**WORK TASK:**
Identify and pull out each line of the entries in which "Fatture" occurs.
━━ STUDY MATERIAL ━━
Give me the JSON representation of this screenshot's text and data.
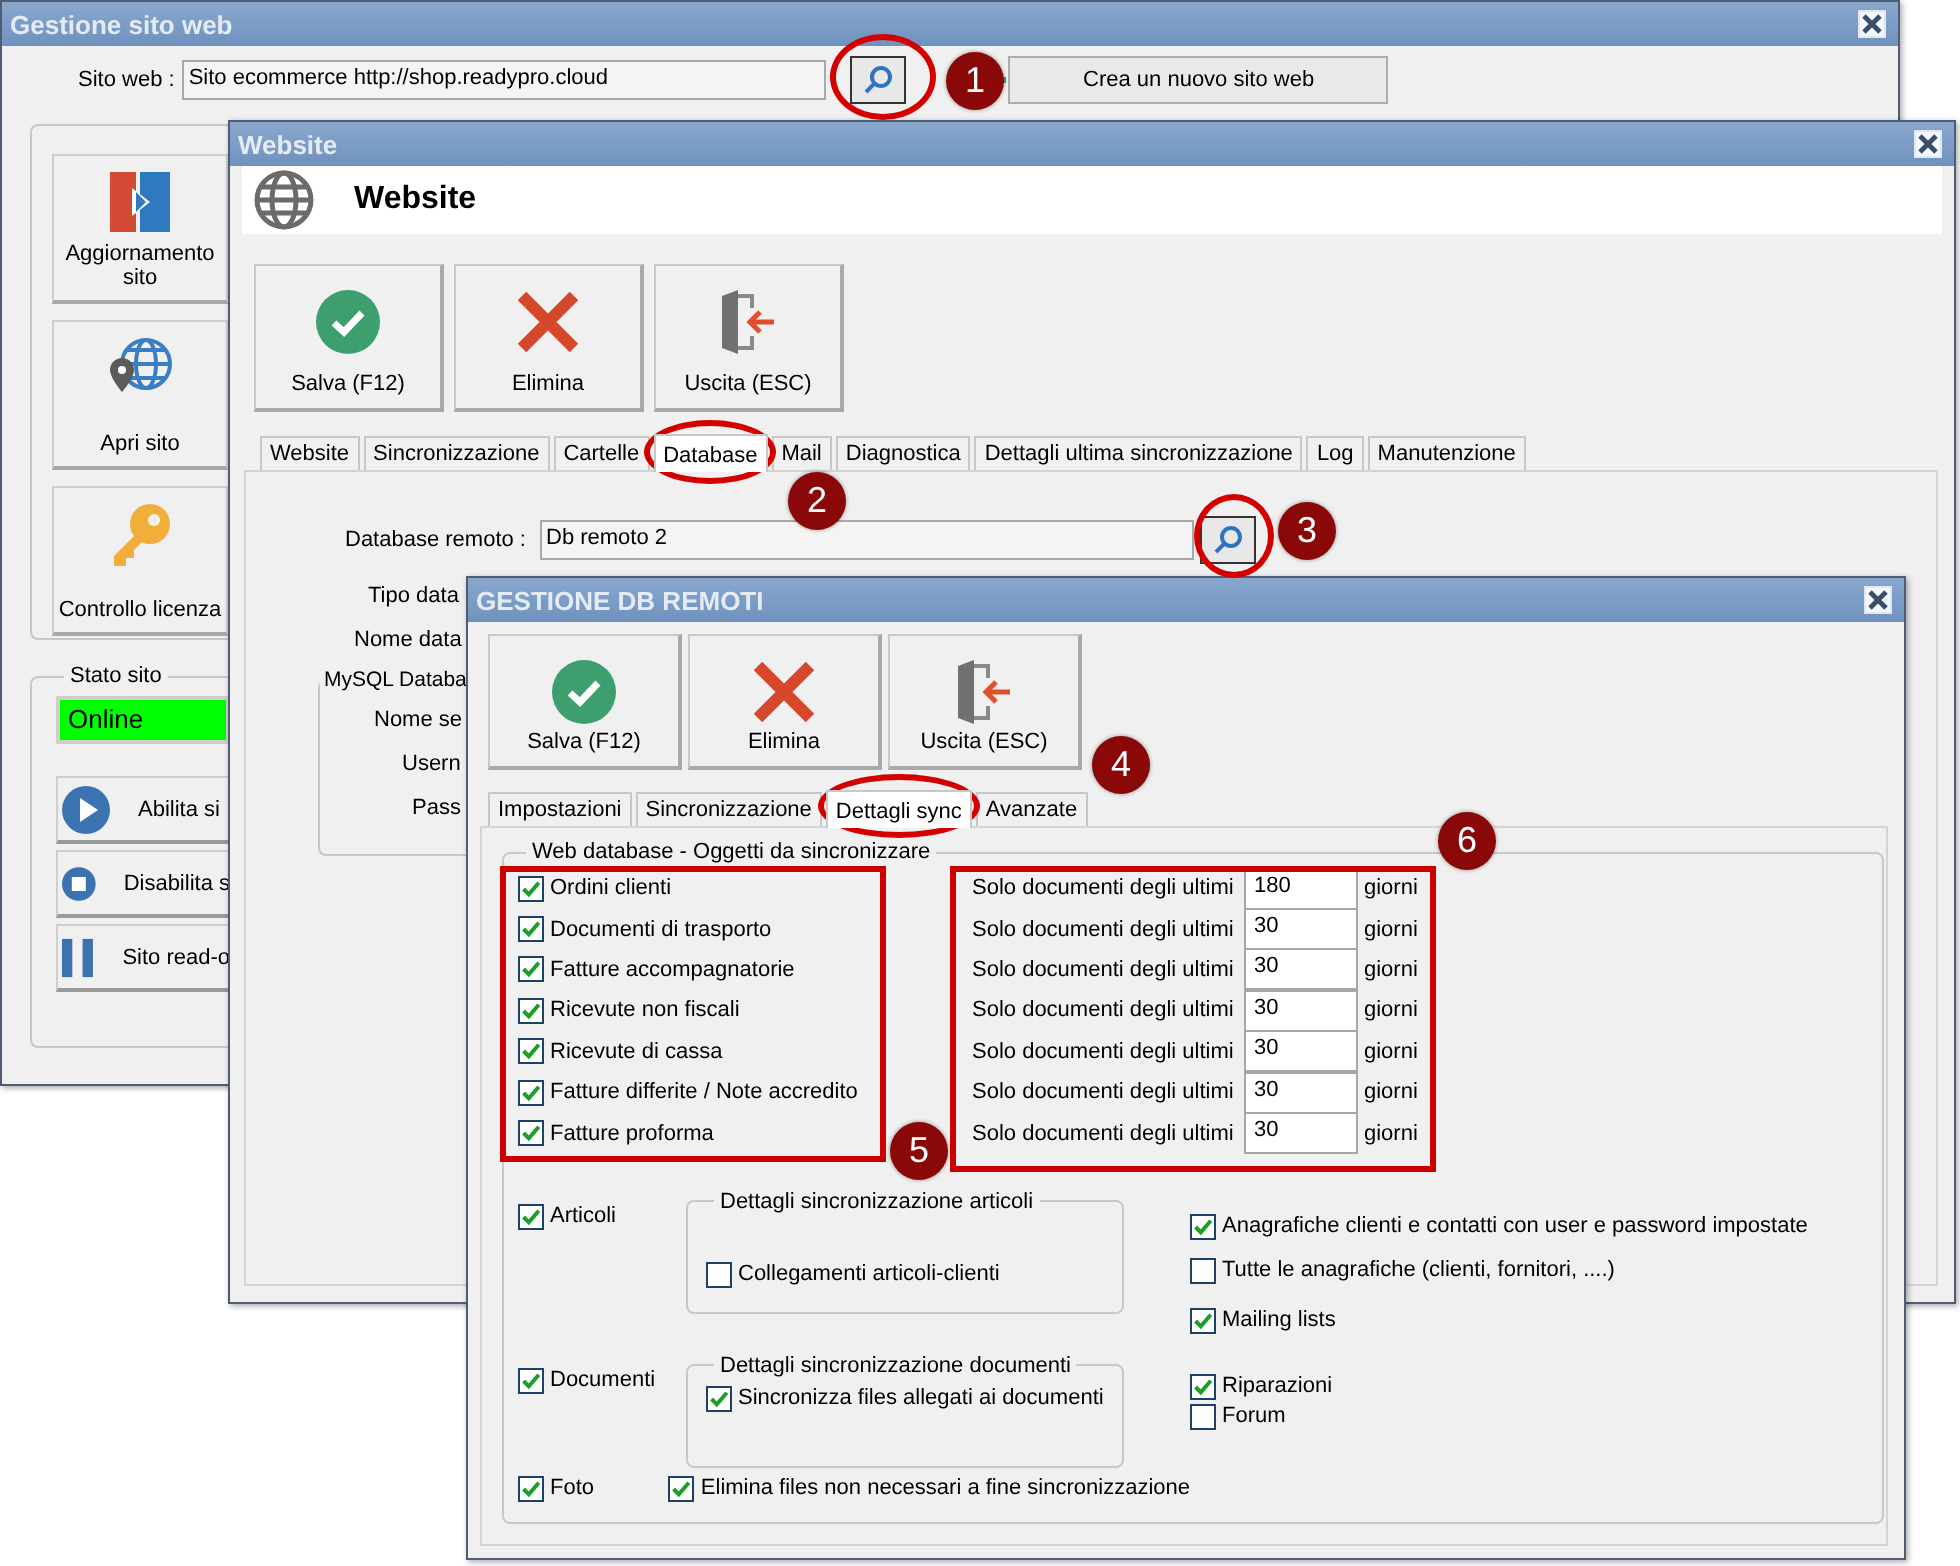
{
  "site_window": {
    "title": "Gestione sito web",
    "site_label": "Sito web :",
    "site_value": "Sito ecommerce http://shop.readypro.cloud",
    "new_site_button": "Crea un nuovo sito web",
    "actions": [
      {
        "kind": "update",
        "label": "Aggiornamento sito"
      },
      {
        "kind": "open",
        "label": "Apri sito"
      },
      {
        "kind": "license",
        "label": "Controllo licenza"
      }
    ],
    "status_group": {
      "title": "Stato sito",
      "status": "Online",
      "buttons": [
        {
          "kind": "play",
          "label": "Abilita si"
        },
        {
          "kind": "stop",
          "label": "Disabilita s"
        },
        {
          "kind": "pause",
          "label": "Sito read-o"
        }
      ]
    }
  },
  "website_window": {
    "title": "Website",
    "heading": "Website",
    "toolbar": [
      {
        "kind": "save",
        "label": "Salva (F12)"
      },
      {
        "kind": "delete",
        "label": "Elimina"
      },
      {
        "kind": "exit",
        "label": "Uscita (ESC)"
      }
    ],
    "tabs": [
      {
        "label": "Website",
        "selected": false
      },
      {
        "label": "Sincronizzazione",
        "selected": false
      },
      {
        "label": "Cartelle",
        "selected": false
      },
      {
        "label": "Database",
        "selected": true
      },
      {
        "label": "Mail",
        "selected": false
      },
      {
        "label": "Diagnostica",
        "selected": false
      },
      {
        "label": "Dettagli ultima sincronizzazione",
        "selected": false
      },
      {
        "label": "Log",
        "selected": false
      },
      {
        "label": "Manutenzione",
        "selected": false
      }
    ],
    "remote_db": {
      "label": "Database remoto :",
      "value": "Db remoto 2"
    },
    "fields": [
      {
        "label": "Tipo data"
      },
      {
        "label": "Nome data"
      }
    ],
    "mysql_group": {
      "title": "MySQL Databa",
      "labels": [
        "Nome se",
        "Usern",
        "Pass"
      ]
    }
  },
  "db_window": {
    "title": "GESTIONE DB REMOTI",
    "toolbar": [
      {
        "kind": "save",
        "label": "Salva (F12)"
      },
      {
        "kind": "delete",
        "label": "Elimina"
      },
      {
        "kind": "exit",
        "label": "Uscita (ESC)"
      }
    ],
    "tabs": [
      {
        "label": "Impostazioni",
        "selected": false
      },
      {
        "label": "Sincronizzazione",
        "selected": false
      },
      {
        "label": "Dettagli sync",
        "selected": true
      },
      {
        "label": "Avanzate",
        "selected": false
      }
    ],
    "group_title": "Web database - Oggetti da sincronizzare",
    "objects": [
      {
        "label": "Ordini clienti",
        "checked": true
      },
      {
        "label": "Documenti di trasporto",
        "checked": true
      },
      {
        "label": "Fatture accompagnatorie",
        "checked": true
      },
      {
        "label": "Ricevute non fiscali",
        "checked": true
      },
      {
        "label": "Ricevute di cassa",
        "checked": true
      },
      {
        "label": "Fatture differite / Note accredito",
        "checked": true
      },
      {
        "label": "Fatture proforma",
        "checked": true
      }
    ],
    "periods": [
      {
        "label": "Solo documenti degli ultimi",
        "value": "180",
        "unit": "giorni"
      },
      {
        "label": "Solo documenti degli ultimi",
        "value": "30",
        "unit": "giorni"
      },
      {
        "label": "Solo documenti degli ultimi",
        "value": "30",
        "unit": "giorni"
      },
      {
        "label": "Solo documenti degli ultimi",
        "value": "30",
        "unit": "giorni"
      },
      {
        "label": "Solo documenti degli ultimi",
        "value": "30",
        "unit": "giorni"
      },
      {
        "label": "Solo documenti degli ultimi",
        "value": "30",
        "unit": "giorni"
      },
      {
        "label": "Solo documenti degli ultimi",
        "value": "30",
        "unit": "giorni"
      }
    ],
    "sections": [
      {
        "label": "Articoli",
        "checked": true,
        "group": {
          "title": "Dettagli sincronizzazione articoli",
          "options": [
            {
              "label": "Collegamenti articoli-clienti",
              "checked": false
            }
          ]
        }
      },
      {
        "label": "Documenti",
        "checked": true,
        "group": {
          "title": "Dettagli sincronizzazione documenti",
          "options": [
            {
              "label": "Sincronizza files allegati ai documenti",
              "checked": true
            }
          ]
        }
      },
      {
        "label": "Foto",
        "checked": true,
        "options": [
          {
            "label": "Elimina files non necessari a fine sincronizzazione",
            "checked": true
          }
        ]
      }
    ],
    "extras": [
      {
        "label": "Anagrafiche clienti e contatti con user e password impostate",
        "checked": true
      },
      {
        "label": "Tutte le anagrafiche (clienti, fornitori, ....)",
        "checked": false
      },
      {
        "label": "Mailing lists",
        "checked": true
      },
      {
        "label": "Riparazioni",
        "checked": true
      },
      {
        "label": "Forum",
        "checked": false
      }
    ]
  },
  "callouts": [
    "1",
    "2",
    "3",
    "4",
    "5",
    "6"
  ]
}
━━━
**ANSWER TO THE EXERCISE:**
        "label": "Fatture accompagnatorie",
        "label": "Fatture differite / Note accredito",
        "label": "Fatture proforma",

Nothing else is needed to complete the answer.